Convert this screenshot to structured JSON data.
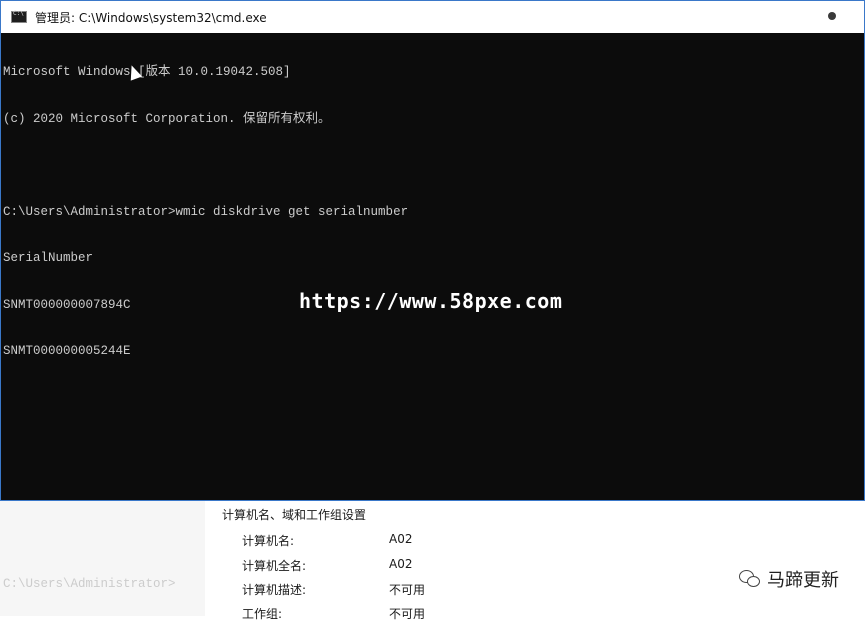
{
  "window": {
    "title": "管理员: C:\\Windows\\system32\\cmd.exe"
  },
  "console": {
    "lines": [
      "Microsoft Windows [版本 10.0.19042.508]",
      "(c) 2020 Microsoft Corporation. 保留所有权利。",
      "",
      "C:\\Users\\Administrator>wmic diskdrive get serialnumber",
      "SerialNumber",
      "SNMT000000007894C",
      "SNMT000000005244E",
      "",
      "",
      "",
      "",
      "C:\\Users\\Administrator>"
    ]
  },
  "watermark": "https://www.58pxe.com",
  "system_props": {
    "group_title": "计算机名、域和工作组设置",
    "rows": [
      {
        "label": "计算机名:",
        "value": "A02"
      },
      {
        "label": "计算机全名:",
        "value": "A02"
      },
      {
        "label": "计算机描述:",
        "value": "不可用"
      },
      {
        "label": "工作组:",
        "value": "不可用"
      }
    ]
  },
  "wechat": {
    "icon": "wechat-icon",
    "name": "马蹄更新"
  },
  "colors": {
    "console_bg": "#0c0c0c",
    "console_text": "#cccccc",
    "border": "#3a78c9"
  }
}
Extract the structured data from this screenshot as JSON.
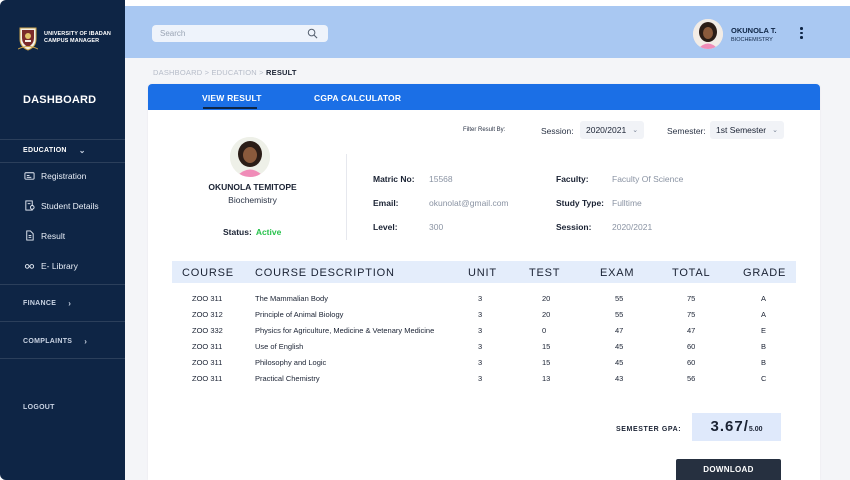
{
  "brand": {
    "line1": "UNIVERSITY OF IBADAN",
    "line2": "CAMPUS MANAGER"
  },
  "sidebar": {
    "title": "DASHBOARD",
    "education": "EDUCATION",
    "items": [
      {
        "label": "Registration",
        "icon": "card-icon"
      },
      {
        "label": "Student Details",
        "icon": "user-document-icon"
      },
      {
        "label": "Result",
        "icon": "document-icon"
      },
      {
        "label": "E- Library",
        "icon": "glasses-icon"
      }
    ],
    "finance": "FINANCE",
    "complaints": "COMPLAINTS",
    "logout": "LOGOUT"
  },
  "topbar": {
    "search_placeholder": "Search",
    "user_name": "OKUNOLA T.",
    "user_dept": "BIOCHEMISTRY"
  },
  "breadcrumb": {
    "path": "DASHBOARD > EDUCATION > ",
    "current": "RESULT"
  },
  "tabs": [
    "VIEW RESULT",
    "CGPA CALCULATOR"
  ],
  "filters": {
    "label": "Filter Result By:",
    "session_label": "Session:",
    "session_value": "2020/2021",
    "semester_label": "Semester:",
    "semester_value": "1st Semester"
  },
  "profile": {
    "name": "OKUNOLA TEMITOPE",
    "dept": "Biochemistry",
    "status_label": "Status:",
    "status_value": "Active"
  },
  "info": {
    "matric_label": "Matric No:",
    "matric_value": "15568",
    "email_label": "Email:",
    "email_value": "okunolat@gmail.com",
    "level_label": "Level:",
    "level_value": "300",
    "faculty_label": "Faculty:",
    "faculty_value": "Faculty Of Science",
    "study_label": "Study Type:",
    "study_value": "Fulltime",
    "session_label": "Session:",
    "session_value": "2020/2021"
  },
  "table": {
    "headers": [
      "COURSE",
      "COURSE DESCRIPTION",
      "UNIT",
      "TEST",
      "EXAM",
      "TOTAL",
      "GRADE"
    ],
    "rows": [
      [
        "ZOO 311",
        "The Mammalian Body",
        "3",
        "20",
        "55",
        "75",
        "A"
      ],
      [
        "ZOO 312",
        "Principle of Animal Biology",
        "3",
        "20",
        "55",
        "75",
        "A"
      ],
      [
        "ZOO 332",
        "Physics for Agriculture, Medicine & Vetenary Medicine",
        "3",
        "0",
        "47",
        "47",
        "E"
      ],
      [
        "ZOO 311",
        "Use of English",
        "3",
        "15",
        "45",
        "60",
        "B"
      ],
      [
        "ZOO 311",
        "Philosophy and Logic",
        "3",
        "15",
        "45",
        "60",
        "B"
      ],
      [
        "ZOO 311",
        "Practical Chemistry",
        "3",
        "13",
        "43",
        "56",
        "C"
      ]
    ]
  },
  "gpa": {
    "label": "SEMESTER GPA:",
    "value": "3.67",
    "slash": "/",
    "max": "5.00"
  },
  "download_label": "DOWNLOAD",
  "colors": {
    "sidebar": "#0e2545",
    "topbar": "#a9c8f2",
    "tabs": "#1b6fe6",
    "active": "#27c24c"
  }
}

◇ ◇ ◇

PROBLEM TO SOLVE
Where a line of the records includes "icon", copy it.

RESPONSE TO THE EXERCISE
    "icon": "wechat-icon",
        "icon": "card-icon"
        "icon": "user-document-icon"
        "icon": "document-icon"
        "icon": "glasses-icon"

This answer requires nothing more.